"Therefore, there is every reason to be concerned that this unprecedented fraud may be ongoing even today," the congressmen wrote in their letter Thursday.

The audit also found that prisoners on death row received $421,000 in unemployment benefits and larger schemes conducted by organized crime groups in Russia and China were found to have cashed in.

"There is no sugarcoating the reality," Biden’s nominee for deputy Labor secretary and the current secretary of California's Labor and Workforce Development Agency, Julie Su said during a press conference last month.

Su also noted that "California has not had sufficient security measures in place to prevent this level of fraud, and criminals took advantage of the situation."


California’s unemployment claims system, the Pandemic Unemployment Assistance Program, allows individuals to apply for assistance who would not normally qualify for unemployment benefits, like independent contractors – though as the system sought to expand its benefits for Californians, taxpayers paid the price.

"It should be no surprise that EDD was overwhelmed, just like the rest of the nation’s unemployment agencies," Su said when explaining the extent of fraud that occurred.  "As millions of Californians applied for help, international and national criminal rings were at work behind the scenes working relentlessly to steal unemployment benefits using sophisticated methods of identity theft."

But in response to the evidence of massive fraud, the state froze roughly 1.5 million claims in late December – 1.2 million of which were still frozen by the end of January.

"The oversight California conducted was by all accounts too late and wholly insufficient," House Republicans said Thursday. "As a result, unsuspecting law abiding Californians, locked at home by Governor Newsom, were no doubt put through additional stress."

Su is expected to face tough questioning regarding California’s unemployment benefit scandal during her Senate confirmation hearings.

"If Ms. Su cannot effectively root out rampant waste, fraud and abuse at the state level, how can she be entrusted to be second in command at the Department of Labor?" Comer said to Fox News Thursday. "The House Committee on Oversight and Reform needs to get to the bottom of this massive unemployment fraud scheme and the Senate must also take this into account during Ms. Su’s confirmation hearing.”

But Su isn’t the only Democrat facing a rocky road as the coronavirus pandemic continues.

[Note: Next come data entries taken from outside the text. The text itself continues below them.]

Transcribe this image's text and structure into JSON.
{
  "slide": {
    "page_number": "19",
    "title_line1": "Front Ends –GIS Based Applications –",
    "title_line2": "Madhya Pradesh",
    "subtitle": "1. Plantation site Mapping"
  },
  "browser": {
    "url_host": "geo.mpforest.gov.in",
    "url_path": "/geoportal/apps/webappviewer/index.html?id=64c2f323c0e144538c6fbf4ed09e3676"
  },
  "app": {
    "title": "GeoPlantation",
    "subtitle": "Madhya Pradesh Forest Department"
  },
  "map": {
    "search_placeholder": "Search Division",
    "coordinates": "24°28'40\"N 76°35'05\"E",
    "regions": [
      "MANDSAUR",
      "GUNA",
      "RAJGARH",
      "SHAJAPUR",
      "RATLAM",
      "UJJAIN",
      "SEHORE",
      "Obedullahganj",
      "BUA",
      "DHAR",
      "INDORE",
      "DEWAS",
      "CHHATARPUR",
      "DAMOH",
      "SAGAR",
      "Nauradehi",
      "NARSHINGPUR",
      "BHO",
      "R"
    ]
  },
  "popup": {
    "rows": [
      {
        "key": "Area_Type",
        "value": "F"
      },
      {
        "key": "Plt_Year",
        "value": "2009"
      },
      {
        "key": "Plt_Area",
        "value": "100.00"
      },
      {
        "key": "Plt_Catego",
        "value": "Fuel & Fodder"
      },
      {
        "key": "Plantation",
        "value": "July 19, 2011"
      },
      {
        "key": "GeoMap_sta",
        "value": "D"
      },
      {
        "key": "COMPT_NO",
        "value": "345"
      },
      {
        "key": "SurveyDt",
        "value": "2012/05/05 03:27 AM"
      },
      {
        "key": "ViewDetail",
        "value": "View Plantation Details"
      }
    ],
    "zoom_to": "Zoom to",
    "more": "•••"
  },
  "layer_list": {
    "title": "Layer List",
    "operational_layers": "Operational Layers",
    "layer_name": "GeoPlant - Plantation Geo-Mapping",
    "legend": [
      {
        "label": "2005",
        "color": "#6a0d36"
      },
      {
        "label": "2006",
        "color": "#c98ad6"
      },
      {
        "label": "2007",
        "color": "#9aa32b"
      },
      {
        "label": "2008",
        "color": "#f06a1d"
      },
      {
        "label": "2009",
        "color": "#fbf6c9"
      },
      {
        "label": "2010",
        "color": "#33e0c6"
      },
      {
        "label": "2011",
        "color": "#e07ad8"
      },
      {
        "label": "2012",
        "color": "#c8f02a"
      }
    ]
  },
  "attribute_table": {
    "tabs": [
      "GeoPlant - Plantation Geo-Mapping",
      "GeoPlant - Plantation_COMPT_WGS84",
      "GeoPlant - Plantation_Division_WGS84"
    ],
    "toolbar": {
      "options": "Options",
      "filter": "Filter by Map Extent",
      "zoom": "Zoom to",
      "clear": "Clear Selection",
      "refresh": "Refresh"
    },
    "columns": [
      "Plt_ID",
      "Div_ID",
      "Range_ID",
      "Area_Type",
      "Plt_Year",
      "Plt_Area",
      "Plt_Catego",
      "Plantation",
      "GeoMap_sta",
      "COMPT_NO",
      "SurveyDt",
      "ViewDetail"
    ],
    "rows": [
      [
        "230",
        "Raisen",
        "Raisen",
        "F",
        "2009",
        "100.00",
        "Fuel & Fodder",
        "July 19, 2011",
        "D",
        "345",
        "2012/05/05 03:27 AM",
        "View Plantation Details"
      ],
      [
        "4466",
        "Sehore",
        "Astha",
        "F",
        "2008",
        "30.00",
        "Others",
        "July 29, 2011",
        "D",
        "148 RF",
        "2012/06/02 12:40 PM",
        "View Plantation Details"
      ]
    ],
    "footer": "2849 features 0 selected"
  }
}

Newsom has faced surmounting pressure as a recall election appears imminent, with more than 1.4 million signatures already collected, in support of the recall – just shy of the nearly 1.5 million signatures needed to force a mid-year election.

Congresswoman Maloney could not be immediately reached by Fox News for comment.